The “Weak” in U.S. Politics: Former Mexican President responds to Trump’s assertion that Mexico will be paying for the border wall he has planned, Trump supporters, and a Republican party in trouble.
The “Weak” in Politics as seen by Alexandra Tselios
Super Exciting Super Tuesday
“Why is Trump soaring in the polls?” is a question I am most asked by people in the media and the general public as we watch the U.S. race unfold in real time. Generally, I refer to the public being sick and tired of career politicians and that Trump, while offensive and often viewed as a joke, is refreshingly non-PC. This is now rubbing off on other politicians as just this weekend former Mexican President Vincente Fox took out a leaf in the un-PC book of politics by saying, “I’m not going to pay for that fucking wall, he should pay for it. He’s got the money.” Touché.
With “Super Tuesday” just around the corner, during which contests are held in 13 states, it is worth taking a look back at the history to date around the primaries as an indicator of the results we should expect. With Trump winning every single primary so far other than the Iowa Caucus, it is likely he will take out at least 7 of the 13 states based on recent polls.
With Chris Christie now endorsing Trump and being slammed for it by his former super supporter Meg Whitman, it is fascinating to take a closer look at Trump supporters and what they are really made of. Seeing as they have generally not been Republican voters previously, it is fascinating to watch the responses from the public as to why they believe Trump is the only candidate capable of fixing America. Ultimately, should Trump find himself receiving the Republican nomination despite fierce opposition from the Republican National Committee, it will be almost irrelevant which party he was aligned with. George Bush’s top adviser also recently said, “Mr. Trump is precisely the kind of man our system of government was designed to avoid, the type of leader our founders feared—a demagogic figure who does not view himself as part of our constitutional system but rather as an alternative to it …. For this lifelong Republican, at least, he is beyond the pale. Party loyalty has limits.” If nothing else, this period in U.S. politics may end up being the very thing that shatters a previously limping Republican party, fragmenting what was once a powerful and tight unit.
Meanwhile, in the Clinton versus Sanders race, we have seen more victories for Hillary with her 73.5% win in South Carolina. Bernie now has this Super Tuesday thing to look forward to. I love the descriptive terms in the U.S. race—and labeling this milestone in the race as “Super” Tuesday instead of what it is, Stressful Tuesday, is cute and very American.
The “Weak” in Politics as seen by Roger Pugh
Heard in Church
“I see the Pope wants Trump to build bridges rather than the wall.”
“That must be because he lacks tunnel vision.”

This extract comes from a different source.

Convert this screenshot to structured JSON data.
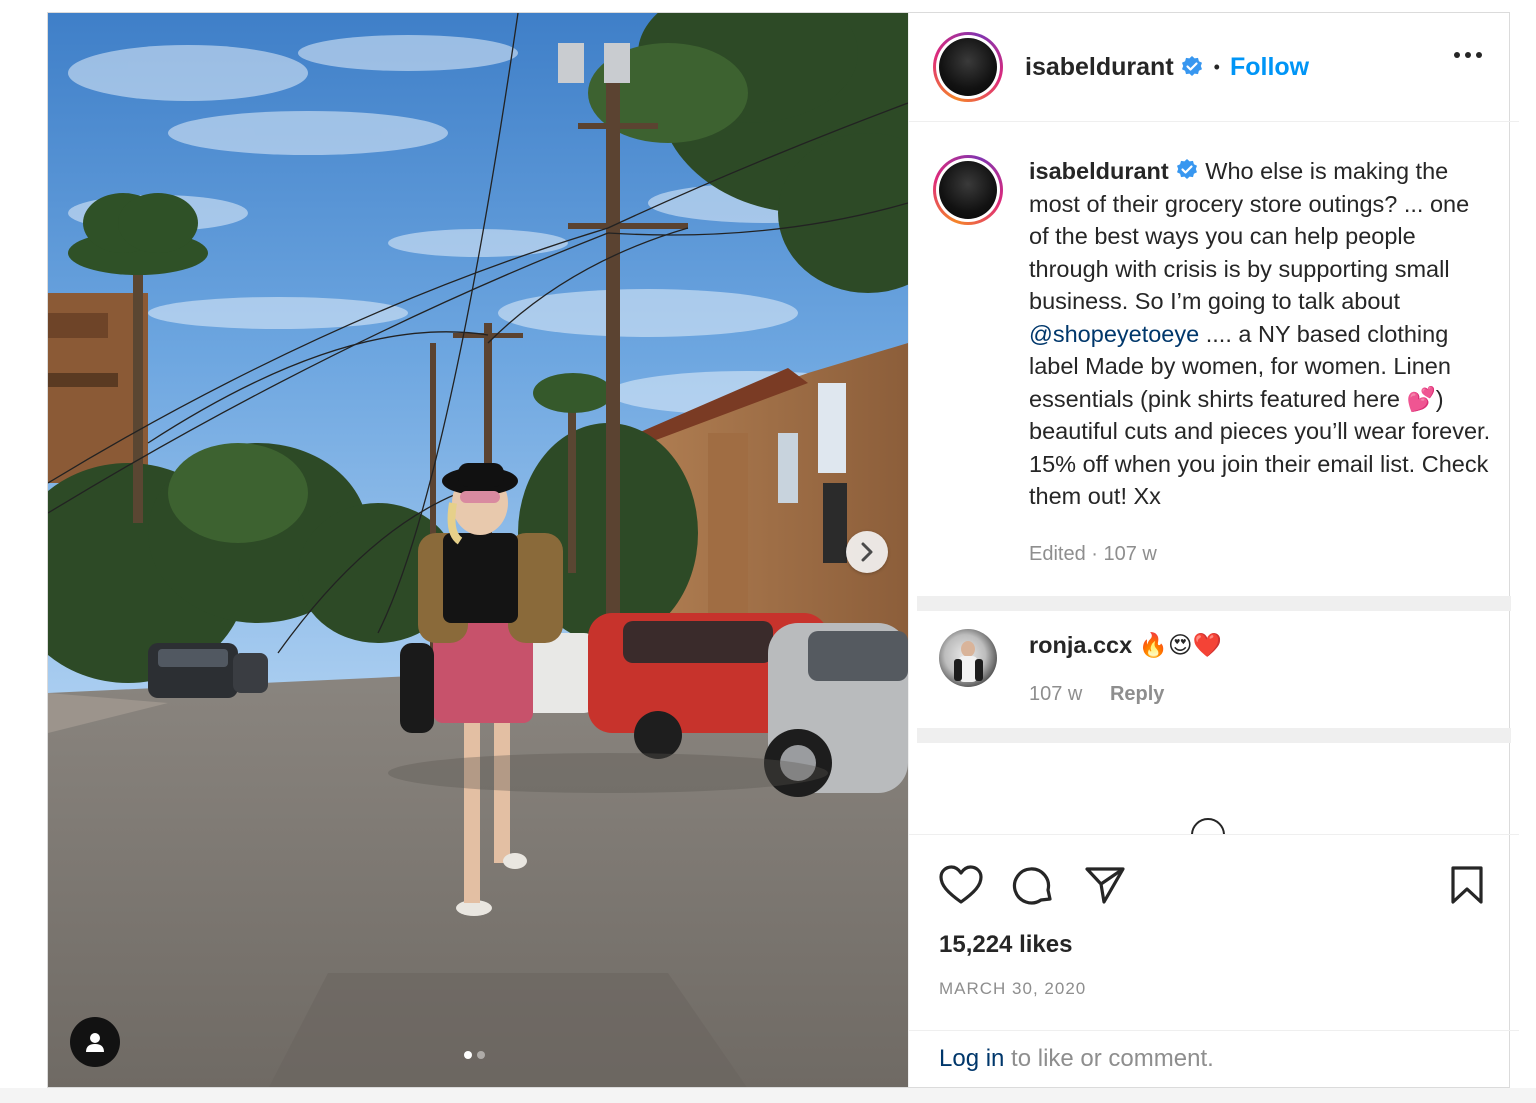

Heard at Republican Party HQ
“George W’s endorsement didn’t take long to finish Jeb off.”
“I wonder if we could persuade him to endorse Trump?”
Heard at Bernie’s Campaign HQ
“Older women seem to be going for Hillary rather than Bernie.”
“I told you the geriatric sex appeal strategy wouldn’t work.”
Heard at Ben Carson’s Campaign HQ
“Why are you keen for Ben to visit Cape Canaveral?”
“Someone needs to put a rocket up his arse.”
Heard in a Beverly Hills Coffee Shop
“If Trump becomes President, I’ll feel like an employee.”
“If Bernie becomes President, I’ll feel like I’m living in a retirement home.”
Heard at Trump’s Campaign HQ
“Do you think Donald will be adversely impacted by the Pope’s remarks?”
“If he can survive an endorsement from Sarah Palin, he can survive anything.”